## What the task requires
Extract every entry word for word.
#####
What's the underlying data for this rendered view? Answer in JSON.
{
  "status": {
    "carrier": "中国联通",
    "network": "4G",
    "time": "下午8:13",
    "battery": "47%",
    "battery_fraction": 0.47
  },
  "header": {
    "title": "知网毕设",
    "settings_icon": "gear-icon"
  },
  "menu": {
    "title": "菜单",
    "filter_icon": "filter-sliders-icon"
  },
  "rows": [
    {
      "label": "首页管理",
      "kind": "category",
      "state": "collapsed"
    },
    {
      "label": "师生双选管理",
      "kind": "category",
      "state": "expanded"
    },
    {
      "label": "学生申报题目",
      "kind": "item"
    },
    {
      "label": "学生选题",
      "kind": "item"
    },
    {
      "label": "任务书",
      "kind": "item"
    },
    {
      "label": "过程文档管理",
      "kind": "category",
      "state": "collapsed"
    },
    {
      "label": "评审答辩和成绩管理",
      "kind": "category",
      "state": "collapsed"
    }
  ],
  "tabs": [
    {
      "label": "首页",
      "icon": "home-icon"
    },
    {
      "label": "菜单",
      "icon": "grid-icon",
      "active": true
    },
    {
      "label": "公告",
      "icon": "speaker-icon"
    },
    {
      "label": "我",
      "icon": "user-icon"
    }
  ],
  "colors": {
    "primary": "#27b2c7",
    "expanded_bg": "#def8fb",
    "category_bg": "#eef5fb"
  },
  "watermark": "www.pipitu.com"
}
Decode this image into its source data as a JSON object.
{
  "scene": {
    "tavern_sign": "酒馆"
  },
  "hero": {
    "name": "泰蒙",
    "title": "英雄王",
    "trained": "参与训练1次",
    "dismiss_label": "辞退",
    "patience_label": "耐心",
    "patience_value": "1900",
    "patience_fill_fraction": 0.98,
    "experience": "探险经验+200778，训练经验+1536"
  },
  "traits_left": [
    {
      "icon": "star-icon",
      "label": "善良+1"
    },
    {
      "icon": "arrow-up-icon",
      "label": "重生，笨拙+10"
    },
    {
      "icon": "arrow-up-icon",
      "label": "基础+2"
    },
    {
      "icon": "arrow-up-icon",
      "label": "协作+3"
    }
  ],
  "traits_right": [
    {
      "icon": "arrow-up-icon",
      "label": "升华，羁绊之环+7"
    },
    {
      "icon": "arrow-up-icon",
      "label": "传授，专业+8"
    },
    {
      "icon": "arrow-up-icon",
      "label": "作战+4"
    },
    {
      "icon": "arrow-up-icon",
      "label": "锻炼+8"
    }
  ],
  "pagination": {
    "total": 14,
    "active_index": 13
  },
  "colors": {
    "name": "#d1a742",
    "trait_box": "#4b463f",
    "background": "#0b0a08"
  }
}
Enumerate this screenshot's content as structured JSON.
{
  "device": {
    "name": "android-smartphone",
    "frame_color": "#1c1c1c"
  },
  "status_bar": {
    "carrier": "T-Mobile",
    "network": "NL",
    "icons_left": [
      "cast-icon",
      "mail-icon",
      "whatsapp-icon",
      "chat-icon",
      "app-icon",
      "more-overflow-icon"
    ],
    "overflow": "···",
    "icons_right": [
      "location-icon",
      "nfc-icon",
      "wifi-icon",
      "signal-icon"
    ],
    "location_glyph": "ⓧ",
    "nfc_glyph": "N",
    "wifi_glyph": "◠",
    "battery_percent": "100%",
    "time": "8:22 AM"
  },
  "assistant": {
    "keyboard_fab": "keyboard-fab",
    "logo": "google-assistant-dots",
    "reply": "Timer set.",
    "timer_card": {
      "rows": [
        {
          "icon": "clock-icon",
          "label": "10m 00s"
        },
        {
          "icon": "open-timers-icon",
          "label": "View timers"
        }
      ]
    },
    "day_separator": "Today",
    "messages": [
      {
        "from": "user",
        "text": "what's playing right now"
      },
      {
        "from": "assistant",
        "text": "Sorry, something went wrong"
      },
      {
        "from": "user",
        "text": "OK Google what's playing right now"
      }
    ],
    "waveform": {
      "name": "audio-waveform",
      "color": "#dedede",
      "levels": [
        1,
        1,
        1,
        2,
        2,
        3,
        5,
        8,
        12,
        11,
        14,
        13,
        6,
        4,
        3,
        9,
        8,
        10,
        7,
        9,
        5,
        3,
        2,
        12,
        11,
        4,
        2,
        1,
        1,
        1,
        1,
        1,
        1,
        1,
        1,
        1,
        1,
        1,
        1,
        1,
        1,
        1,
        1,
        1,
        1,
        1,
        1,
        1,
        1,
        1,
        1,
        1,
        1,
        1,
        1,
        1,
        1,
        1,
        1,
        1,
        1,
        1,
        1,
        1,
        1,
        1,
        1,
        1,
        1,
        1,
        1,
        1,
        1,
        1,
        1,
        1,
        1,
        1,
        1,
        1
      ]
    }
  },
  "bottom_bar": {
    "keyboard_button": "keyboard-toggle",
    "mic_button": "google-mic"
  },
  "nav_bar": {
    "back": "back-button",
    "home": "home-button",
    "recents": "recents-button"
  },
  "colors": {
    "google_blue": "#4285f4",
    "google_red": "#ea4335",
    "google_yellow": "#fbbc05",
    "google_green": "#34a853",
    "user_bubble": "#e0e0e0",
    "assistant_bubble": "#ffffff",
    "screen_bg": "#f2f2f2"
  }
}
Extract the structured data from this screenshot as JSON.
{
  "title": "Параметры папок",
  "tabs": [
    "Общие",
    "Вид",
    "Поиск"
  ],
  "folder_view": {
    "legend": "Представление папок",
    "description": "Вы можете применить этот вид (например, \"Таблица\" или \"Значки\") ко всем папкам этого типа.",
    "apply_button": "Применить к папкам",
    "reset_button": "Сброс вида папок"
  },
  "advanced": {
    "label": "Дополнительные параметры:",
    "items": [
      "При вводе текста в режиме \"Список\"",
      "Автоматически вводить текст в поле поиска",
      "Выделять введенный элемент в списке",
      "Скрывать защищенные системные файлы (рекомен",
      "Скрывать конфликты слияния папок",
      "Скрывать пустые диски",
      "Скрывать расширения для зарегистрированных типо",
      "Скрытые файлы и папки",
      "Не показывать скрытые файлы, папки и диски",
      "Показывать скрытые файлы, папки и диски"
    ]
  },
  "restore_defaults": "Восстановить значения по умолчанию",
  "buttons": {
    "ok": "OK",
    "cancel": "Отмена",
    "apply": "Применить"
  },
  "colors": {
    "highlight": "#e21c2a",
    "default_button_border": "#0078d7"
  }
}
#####
## Task solution
What's the underlying data for this rendered view? Answer in JSON.
{
  "status": {
    "carrier": "中国联通",
    "network": "4G",
    "time": "下午8:13",
    "battery": "47%",
    "battery_fraction": 0.47
  },
  "header": {
    "title": "知网毕设",
    "settings_icon": "gear-icon"
  },
  "menu": {
    "title": "菜单",
    "filter_icon": "filter-sliders-icon"
  },
  "rows": [
    {
      "label": "首页管理",
      "kind": "category",
      "state": "collapsed"
    },
    {
      "label": "师生双选管理",
      "kind": "category",
      "state": "expanded"
    },
    {
      "label": "学生申报题目",
      "kind": "item"
    },
    {
      "label": "学生选题",
      "kind": "item"
    },
    {
      "label": "任务书",
      "kind": "item"
    },
    {
      "label": "过程文档管理",
      "kind": "category",
      "state": "collapsed"
    },
    {
      "label": "评审答辩和成绩管理",
      "kind": "category",
      "state": "collapsed"
    }
  ],
  "tabs": [
    {
      "label": "首页",
      "icon": "home-icon"
    },
    {
      "label": "菜单",
      "icon": "grid-icon",
      "active": true
    },
    {
      "label": "公告",
      "icon": "speaker-icon"
    },
    {
      "label": "我",
      "icon": "user-icon"
    }
  ],
  "colors": {
    "primary": "#27b2c7",
    "expanded_bg": "#def8fb",
    "category_bg": "#eef5fb"
  },
  "watermark": "www.pipitu.com"
}
Decode this image into its source data as a JSON object.
{
  "scene": {
    "tavern_sign": "酒馆"
  },
  "hero": {
    "name": "泰蒙",
    "title": "英雄王",
    "trained": "参与训练1次",
    "dismiss_label": "辞退",
    "patience_label": "耐心",
    "patience_value": "1900",
    "patience_fill_fraction": 0.98,
    "experience": "探险经验+200778，训练经验+1536"
  },
  "traits_left": [
    {
      "icon": "star-icon",
      "label": "善良+1"
    },
    {
      "icon": "arrow-up-icon",
      "label": "重生，笨拙+10"
    },
    {
      "icon": "arrow-up-icon",
      "label": "基础+2"
    },
    {
      "icon": "arrow-up-icon",
      "label": "协作+3"
    }
  ],
  "traits_right": [
    {
      "icon": "arrow-up-icon",
      "label": "升华，羁绊之环+7"
    },
    {
      "icon": "arrow-up-icon",
      "label": "传授，专业+8"
    },
    {
      "icon": "arrow-up-icon",
      "label": "作战+4"
    },
    {
      "icon": "arrow-up-icon",
      "label": "锻炼+8"
    }
  ],
  "pagination": {
    "total": 14,
    "active_index": 13
  },
  "colors": {
    "name": "#d1a742",
    "trait_box": "#4b463f",
    "background": "#0b0a08"
  }
}
Enumerate this screenshot's content as structured JSON.
{
  "device": {
    "name": "android-smartphone",
    "frame_color": "#1c1c1c"
  },
  "status_bar": {
    "carrier": "T-Mobile",
    "network": "NL",
    "icons_left": [
      "cast-icon",
      "mail-icon",
      "whatsapp-icon",
      "chat-icon",
      "app-icon",
      "more-overflow-icon"
    ],
    "overflow": "···",
    "icons_right": [
      "location-icon",
      "nfc-icon",
      "wifi-icon",
      "signal-icon"
    ],
    "location_glyph": "ⓧ",
    "nfc_glyph": "N",
    "wifi_glyph": "◠",
    "battery_percent": "100%",
    "time": "8:22 AM"
  },
  "assistant": {
    "keyboard_fab": "keyboard-fab",
    "logo": "google-assistant-dots",
    "reply": "Timer set.",
    "timer_card": {
      "rows": [
        {
          "icon": "clock-icon",
          "label": "10m 00s"
        },
        {
          "icon": "open-timers-icon",
          "label": "View timers"
        }
      ]
    },
    "day_separator": "Today",
    "messages": [
      {
        "from": "user",
        "text": "what's playing right now"
      },
      {
        "from": "assistant",
        "text": "Sorry, something went wrong"
      },
      {
        "from": "user",
        "text": "OK Google what's playing right now"
      }
    ],
    "waveform": {
      "name": "audio-waveform",
      "color": "#dedede",
      "levels": [
        1,
        1,
        1,
        2,
        2,
        3,
        5,
        8,
        12,
        11,
        14,
        13,
        6,
        4,
        3,
        9,
        8,
        10,
        7,
        9,
        5,
        3,
        2,
        12,
        11,
        4,
        2,
        1,
        1,
        1,
        1,
        1,
        1,
        1,
        1,
        1,
        1,
        1,
        1,
        1,
        1,
        1,
        1,
        1,
        1,
        1,
        1,
        1,
        1,
        1,
        1,
        1,
        1,
        1,
        1,
        1,
        1,
        1,
        1,
        1,
        1,
        1,
        1,
        1,
        1,
        1,
        1,
        1,
        1,
        1,
        1,
        1,
        1,
        1,
        1,
        1,
        1,
        1,
        1,
        1
      ]
    }
  },
  "bottom_bar": {
    "keyboard_button": "keyboard-toggle",
    "mic_button": "google-mic"
  },
  "nav_bar": {
    "back": "back-button",
    "home": "home-button",
    "recents": "recents-button"
  },
  "colors": {
    "google_blue": "#4285f4",
    "google_red": "#ea4335",
    "google_yellow": "#fbbc05",
    "google_green": "#34a853",
    "user_bubble": "#e0e0e0",
    "assistant_bubble": "#ffffff",
    "screen_bg": "#f2f2f2"
  }
}
Extract the structured data from this screenshot as JSON.
{
  "title": "Параметры папок",
  "tabs": [
    "Общие",
    "Вид",
    "Поиск"
  ],
  "folder_view": {
    "legend": "Представление папок",
    "description": "Вы можете применить этот вид (например, \"Таблица\" или \"Значки\") ко всем папкам этого типа.",
    "apply_button": "Применить к папкам",
    "reset_button": "Сброс вида папок"
  },
  "advanced": {
    "label": "Дополнительные параметры:",
    "items": [
      "При вводе текста в режиме \"Список\"",
      "Автоматически вводить текст в поле поиска",
      "Выделять введенный элемент в списке",
      "Скрывать защищенные системные файлы (рекомен",
      "Скрывать конфликты слияния папок",
      "Скрывать пустые диски",
      "Скрывать расширения для зарегистрированных типо",
      "Скрытые файлы и папки",
      "Не показывать скрытые файлы, папки и диски",
      "Показывать скрытые файлы, папки и диски"
    ]
  },
  "restore_defaults": "Восстановить значения по умолчанию",
  "buttons": {
    "ok": "OK",
    "cancel": "Отмена",
    "apply": "Применить"
  },
  "colors": {
    "highlight": "#e21c2a",
    "default_button_border": "#0078d7"
  }
}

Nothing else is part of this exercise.